Candidates proclaim independence from Russia, while voters hope for food
As she swept her living room floor while a sister brushed paint onto the walls of her newly built home, Yesita Dadayeva was unfazed by the prospect of receiving several hundred guests today.
"Let them come. I'm just happy," she says. "I'm doing this so that we have a president as soon as possible."
Ms. Dadayeva, the owner of the largest intact house in this half-destroyed village south of Grozny, has turned her home into a makeshift polling station for today's elections.

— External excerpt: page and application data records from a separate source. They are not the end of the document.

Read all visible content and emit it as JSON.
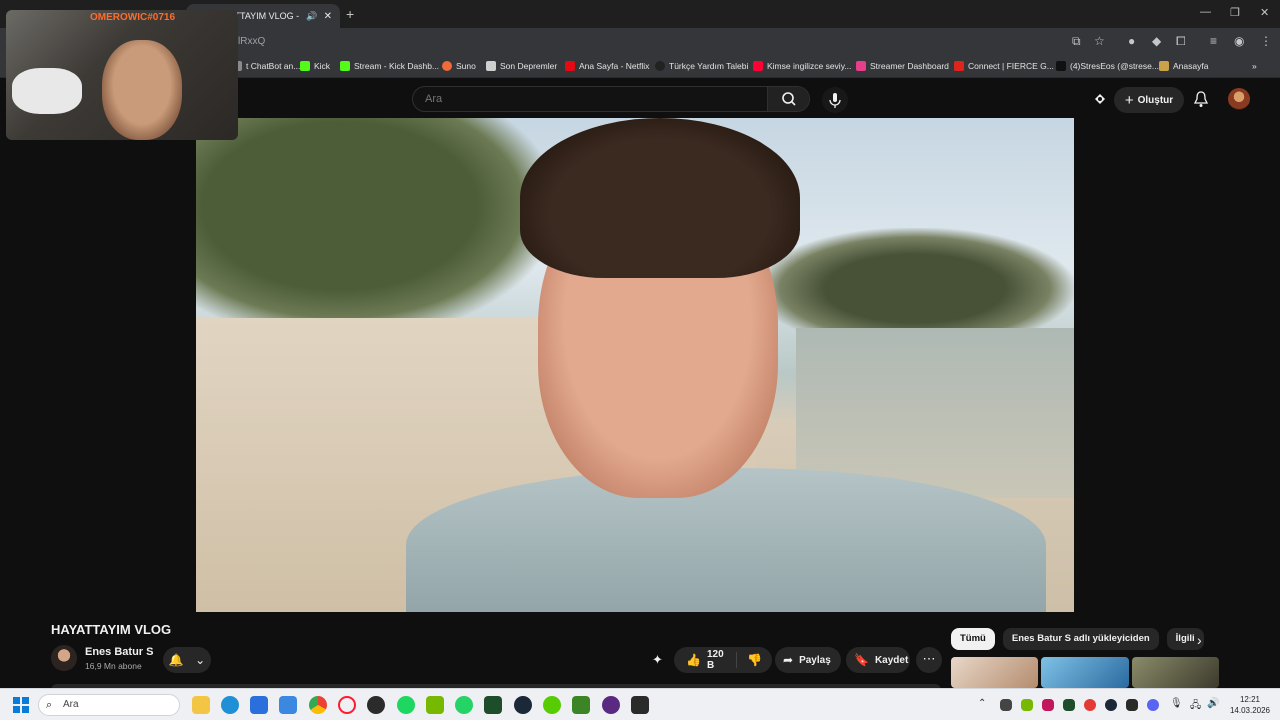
{
  "browser": {
    "tab_title": "HAYATTAYIM VLOG - YouTube",
    "omnibox_value": "lRxxQ",
    "bookmarks": [
      {
        "label": "t ChatBot an...",
        "color": "#8a8a8a"
      },
      {
        "label": "Kick",
        "color": "#53fc18"
      },
      {
        "label": "Stream - Kick Dashb...",
        "color": "#53fc18"
      },
      {
        "label": "Suno",
        "color": "#f06a3a"
      },
      {
        "label": "Son Depremler",
        "color": "#cfcfcf"
      },
      {
        "label": "Ana Sayfa - Netflix",
        "color": "#e50914"
      },
      {
        "label": "Türkçe Yardım Talebi",
        "color": "#222222"
      },
      {
        "label": "Kimse ingilizce seviy...",
        "color": "#ff0033"
      },
      {
        "label": "Streamer Dashboard",
        "color": "#e63e8a"
      },
      {
        "label": "Connect | FIERCE G...",
        "color": "#e0241c"
      },
      {
        "label": "(4)StresEos (@strese...",
        "color": "#111111"
      },
      {
        "label": "Anasayfa",
        "color": "#c9a24a"
      }
    ]
  },
  "youtube": {
    "search_placeholder": "Ara",
    "create_label": "Oluştur"
  },
  "webcam": {
    "streamer_name": "OMEROWIC#0716"
  },
  "video": {
    "title": "HAYATTAYIM VLOG",
    "channel_name": "Enes Batur S",
    "subscribers": "16,9 Mn abone",
    "likes": "120 B",
    "share_label": "Paylaş",
    "save_label": "Kaydet"
  },
  "chips": [
    "Tümü",
    "Enes Batur S adlı yükleyiciden",
    "İlgili"
  ],
  "taskbar": {
    "search_placeholder": "Ara",
    "time": "12:21",
    "date": "14.03.2026"
  }
}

And like Chechens throughout this war-shattered republic, she's pinning her hopes on the vote as a first step toward a normal life after two years of bloodshed and privation.

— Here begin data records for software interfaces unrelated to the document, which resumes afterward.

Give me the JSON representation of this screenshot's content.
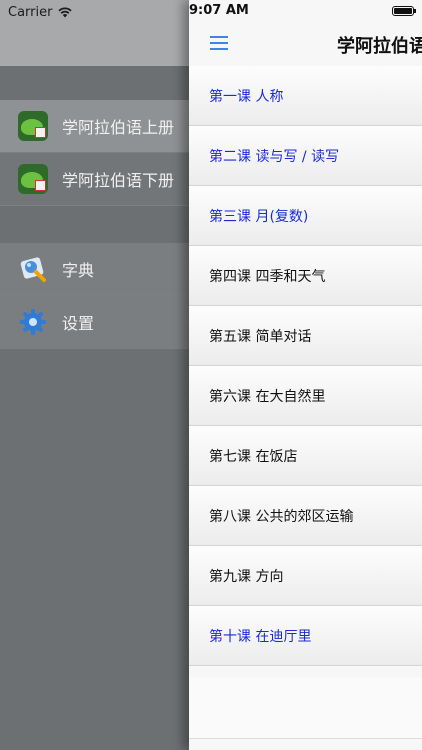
{
  "status_bar": {
    "carrier": "Carrier",
    "time": "9:07 AM"
  },
  "sidebar": {
    "books": [
      {
        "label": "学阿拉伯语上册",
        "icon": "book-volume-1-icon"
      },
      {
        "label": "学阿拉伯语下册",
        "icon": "book-volume-2-icon"
      }
    ],
    "tools": [
      {
        "label": "字典",
        "icon": "dictionary-icon"
      },
      {
        "label": "设置",
        "icon": "gear-icon"
      }
    ]
  },
  "navbar": {
    "title": "学阿拉伯语",
    "menu_icon": "hamburger-menu-icon"
  },
  "lessons": [
    {
      "label": "第一课 人称",
      "done": true
    },
    {
      "label": "第二课 读与写 / 读写",
      "done": true
    },
    {
      "label": "第三课 月(复数)",
      "done": true
    },
    {
      "label": "第四课 四季和天气",
      "done": false
    },
    {
      "label": "第五课 简单对话",
      "done": false
    },
    {
      "label": "第六课 在大自然里",
      "done": false
    },
    {
      "label": "第七课 在饭店",
      "done": false
    },
    {
      "label": "第八课 公共的郊区运输",
      "done": false
    },
    {
      "label": "第九课 方向",
      "done": false
    },
    {
      "label": "第十课 在迪厅里",
      "done": true
    }
  ],
  "colors": {
    "accent": "#3c86e8",
    "done_lesson": "#1a2bd6",
    "sidebar_bg": "#6c7072"
  }
}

For most voters, these presidential and parliamentary elections are about elemental issues: finding a proper place to live, any kind of job, and enough food to feed the family.
"People are thinking first and foremost about food," says Zaur Najayev, the mayor of Shali, a regional capital.

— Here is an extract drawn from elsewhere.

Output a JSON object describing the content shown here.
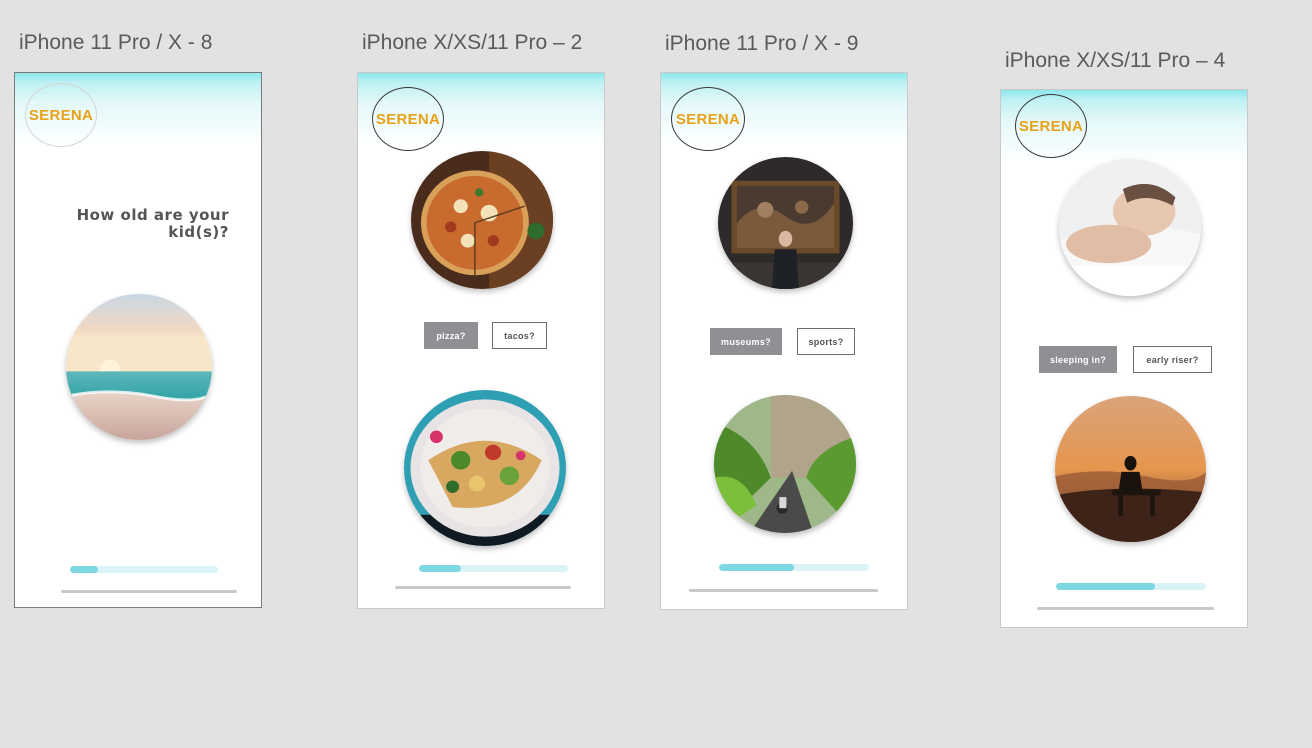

The broader questions at stake, such as the unresolved status of the breakaway republic's relations with Moscow, fall by the wayside.
In any event, the Kremlin's insistence that Chechnya is still a part of Russia is irrelevant to the main presidential candidates, all of whom were leaders of the republic's battle for independence. Voters' options are limited to men who reject anything short of full sovereignty because pro-Moscow opposition leaders have chosen to stay out of the race.
"There may be some candidates for parliament who don't support independence, but they wouldn't admit it," says Alikhan Keharzayev, the president of a local electoral commission in Urus Martan, not far from here. "It wouldn't win them any votes."